EXERCISE BRIEF
Copy the data below. Keep every line exactly as it is.

──────── WORKING DATA ────────

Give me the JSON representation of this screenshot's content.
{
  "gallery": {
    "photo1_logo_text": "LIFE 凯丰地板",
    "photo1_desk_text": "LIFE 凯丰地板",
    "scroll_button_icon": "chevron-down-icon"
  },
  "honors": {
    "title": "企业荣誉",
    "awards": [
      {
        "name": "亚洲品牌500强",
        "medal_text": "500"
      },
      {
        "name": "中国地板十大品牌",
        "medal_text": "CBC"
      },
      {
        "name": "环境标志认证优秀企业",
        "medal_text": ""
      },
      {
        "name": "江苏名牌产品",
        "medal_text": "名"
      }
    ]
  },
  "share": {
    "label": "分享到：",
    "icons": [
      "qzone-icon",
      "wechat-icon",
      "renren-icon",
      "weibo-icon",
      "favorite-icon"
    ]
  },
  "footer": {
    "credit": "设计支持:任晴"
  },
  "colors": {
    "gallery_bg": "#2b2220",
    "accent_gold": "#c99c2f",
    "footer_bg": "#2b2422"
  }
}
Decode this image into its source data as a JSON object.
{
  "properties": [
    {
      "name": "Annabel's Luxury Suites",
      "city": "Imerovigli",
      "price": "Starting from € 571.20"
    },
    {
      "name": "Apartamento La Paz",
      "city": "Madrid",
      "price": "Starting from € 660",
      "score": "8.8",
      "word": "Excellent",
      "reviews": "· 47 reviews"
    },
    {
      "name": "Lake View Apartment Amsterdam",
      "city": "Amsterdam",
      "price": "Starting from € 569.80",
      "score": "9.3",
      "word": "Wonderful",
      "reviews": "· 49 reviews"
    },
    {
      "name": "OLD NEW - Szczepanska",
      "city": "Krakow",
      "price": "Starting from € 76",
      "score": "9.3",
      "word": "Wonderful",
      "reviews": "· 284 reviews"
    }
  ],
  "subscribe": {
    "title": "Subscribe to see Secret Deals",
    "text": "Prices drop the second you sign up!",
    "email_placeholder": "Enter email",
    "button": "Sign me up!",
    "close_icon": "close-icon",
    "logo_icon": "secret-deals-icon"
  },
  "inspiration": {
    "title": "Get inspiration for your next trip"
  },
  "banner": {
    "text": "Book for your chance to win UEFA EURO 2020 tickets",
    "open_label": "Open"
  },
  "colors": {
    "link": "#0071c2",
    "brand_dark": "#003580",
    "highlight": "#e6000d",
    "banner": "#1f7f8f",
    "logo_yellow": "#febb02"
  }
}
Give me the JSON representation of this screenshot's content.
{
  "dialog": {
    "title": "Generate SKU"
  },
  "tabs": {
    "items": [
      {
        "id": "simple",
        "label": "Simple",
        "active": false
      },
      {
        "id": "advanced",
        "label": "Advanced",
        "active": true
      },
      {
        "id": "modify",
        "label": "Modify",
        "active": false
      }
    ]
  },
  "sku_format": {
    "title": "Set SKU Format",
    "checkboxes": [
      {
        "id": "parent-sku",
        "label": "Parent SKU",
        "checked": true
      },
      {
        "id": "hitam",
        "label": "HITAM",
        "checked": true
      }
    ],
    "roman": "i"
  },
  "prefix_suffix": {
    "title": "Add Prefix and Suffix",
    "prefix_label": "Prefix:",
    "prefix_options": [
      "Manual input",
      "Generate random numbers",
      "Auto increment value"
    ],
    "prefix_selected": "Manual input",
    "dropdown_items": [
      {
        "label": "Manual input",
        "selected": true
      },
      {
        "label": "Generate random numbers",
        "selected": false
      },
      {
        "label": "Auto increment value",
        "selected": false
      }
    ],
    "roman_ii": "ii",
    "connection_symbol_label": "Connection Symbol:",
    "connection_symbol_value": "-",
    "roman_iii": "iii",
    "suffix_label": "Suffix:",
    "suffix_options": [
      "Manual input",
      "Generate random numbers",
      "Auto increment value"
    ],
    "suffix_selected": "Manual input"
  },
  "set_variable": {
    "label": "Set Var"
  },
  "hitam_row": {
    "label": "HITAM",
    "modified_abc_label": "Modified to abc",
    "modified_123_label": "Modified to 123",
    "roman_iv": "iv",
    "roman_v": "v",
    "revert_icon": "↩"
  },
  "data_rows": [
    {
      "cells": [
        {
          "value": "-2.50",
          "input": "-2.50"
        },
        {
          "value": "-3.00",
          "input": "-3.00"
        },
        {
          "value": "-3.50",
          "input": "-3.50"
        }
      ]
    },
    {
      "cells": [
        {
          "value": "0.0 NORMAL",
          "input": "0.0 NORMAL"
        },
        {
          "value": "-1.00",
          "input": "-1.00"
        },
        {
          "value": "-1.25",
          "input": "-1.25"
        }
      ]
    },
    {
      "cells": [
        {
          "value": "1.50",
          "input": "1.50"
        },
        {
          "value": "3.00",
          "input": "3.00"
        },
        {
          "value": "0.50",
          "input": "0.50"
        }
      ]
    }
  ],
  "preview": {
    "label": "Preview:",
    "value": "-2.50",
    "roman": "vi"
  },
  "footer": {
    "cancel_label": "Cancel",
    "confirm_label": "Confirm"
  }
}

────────

RESPONSE FOR THIS EXERCISE
Give me the JSON representation of this screenshot's content.
{
  "gallery": {
    "photo1_logo_text": "LIFE 凯丰地板",
    "photo1_desk_text": "LIFE 凯丰地板",
    "scroll_button_icon": "chevron-down-icon"
  },
  "honors": {
    "title": "企业荣誉",
    "awards": [
      {
        "name": "亚洲品牌500强",
        "medal_text": "500"
      },
      {
        "name": "中国地板十大品牌",
        "medal_text": "CBC"
      },
      {
        "name": "环境标志认证优秀企业",
        "medal_text": ""
      },
      {
        "name": "江苏名牌产品",
        "medal_text": "名"
      }
    ]
  },
  "share": {
    "label": "分享到：",
    "icons": [
      "qzone-icon",
      "wechat-icon",
      "renren-icon",
      "weibo-icon",
      "favorite-icon"
    ]
  },
  "footer": {
    "credit": "设计支持:任晴"
  },
  "colors": {
    "gallery_bg": "#2b2220",
    "accent_gold": "#c99c2f",
    "footer_bg": "#2b2422"
  }
}
Decode this image into its source data as a JSON object.
{
  "properties": [
    {
      "name": "Annabel's Luxury Suites",
      "city": "Imerovigli",
      "price": "Starting from € 571.20"
    },
    {
      "name": "Apartamento La Paz",
      "city": "Madrid",
      "price": "Starting from € 660",
      "score": "8.8",
      "word": "Excellent",
      "reviews": "· 47 reviews"
    },
    {
      "name": "Lake View Apartment Amsterdam",
      "city": "Amsterdam",
      "price": "Starting from € 569.80",
      "score": "9.3",
      "word": "Wonderful",
      "reviews": "· 49 reviews"
    },
    {
      "name": "OLD NEW - Szczepanska",
      "city": "Krakow",
      "price": "Starting from € 76",
      "score": "9.3",
      "word": "Wonderful",
      "reviews": "· 284 reviews"
    }
  ],
  "subscribe": {
    "title": "Subscribe to see Secret Deals",
    "text": "Prices drop the second you sign up!",
    "email_placeholder": "Enter email",
    "button": "Sign me up!",
    "close_icon": "close-icon",
    "logo_icon": "secret-deals-icon"
  },
  "inspiration": {
    "title": "Get inspiration for your next trip"
  },
  "banner": {
    "text": "Book for your chance to win UEFA EURO 2020 tickets",
    "open_label": "Open"
  },
  "colors": {
    "link": "#0071c2",
    "brand_dark": "#003580",
    "highlight": "#e6000d",
    "banner": "#1f7f8f",
    "logo_yellow": "#febb02"
  }
}
Give me the JSON representation of this screenshot's content.
{
  "dialog": {
    "title": "Generate SKU"
  },
  "tabs": {
    "items": [
      {
        "id": "simple",
        "label": "Simple",
        "active": false
      },
      {
        "id": "advanced",
        "label": "Advanced",
        "active": true
      },
      {
        "id": "modify",
        "label": "Modify",
        "active": false
      }
    ]
  },
  "sku_format": {
    "title": "Set SKU Format",
    "checkboxes": [
      {
        "id": "parent-sku",
        "label": "Parent SKU",
        "checked": true
      },
      {
        "id": "hitam",
        "label": "HITAM",
        "checked": true
      }
    ],
    "roman": "i"
  },
  "prefix_suffix": {
    "title": "Add Prefix and Suffix",
    "prefix_label": "Prefix:",
    "prefix_options": [
      "Manual input",
      "Generate random numbers",
      "Auto increment value"
    ],
    "prefix_selected": "Manual input",
    "dropdown_items": [
      {
        "label": "Manual input",
        "selected": true
      },
      {
        "label": "Generate random numbers",
        "selected": false
      },
      {
        "label": "Auto increment value",
        "selected": false
      }
    ],
    "roman_ii": "ii",
    "connection_symbol_label": "Connection Symbol:",
    "connection_symbol_value": "-",
    "roman_iii": "iii",
    "suffix_label": "Suffix:",
    "suffix_options": [
      "Manual input",
      "Generate random numbers",
      "Auto increment value"
    ],
    "suffix_selected": "Manual input"
  },
  "set_variable": {
    "label": "Set Var"
  },
  "hitam_row": {
    "label": "HITAM",
    "modified_abc_label": "Modified to abc",
    "modified_123_label": "Modified to 123",
    "roman_iv": "iv",
    "roman_v": "v",
    "revert_icon": "↩"
  },
  "data_rows": [
    {
      "cells": [
        {
          "value": "-2.50",
          "input": "-2.50"
        },
        {
          "value": "-3.00",
          "input": "-3.00"
        },
        {
          "value": "-3.50",
          "input": "-3.50"
        }
      ]
    },
    {
      "cells": [
        {
          "value": "0.0 NORMAL",
          "input": "0.0 NORMAL"
        },
        {
          "value": "-1.00",
          "input": "-1.00"
        },
        {
          "value": "-1.25",
          "input": "-1.25"
        }
      ]
    },
    {
      "cells": [
        {
          "value": "1.50",
          "input": "1.50"
        },
        {
          "value": "3.00",
          "input": "3.00"
        },
        {
          "value": "0.50",
          "input": "0.50"
        }
      ]
    }
  ],
  "preview": {
    "label": "Preview:",
    "value": "-2.50",
    "roman": "vi"
  },
  "footer": {
    "cancel_label": "Cancel",
    "confirm_label": "Confirm"
  }
}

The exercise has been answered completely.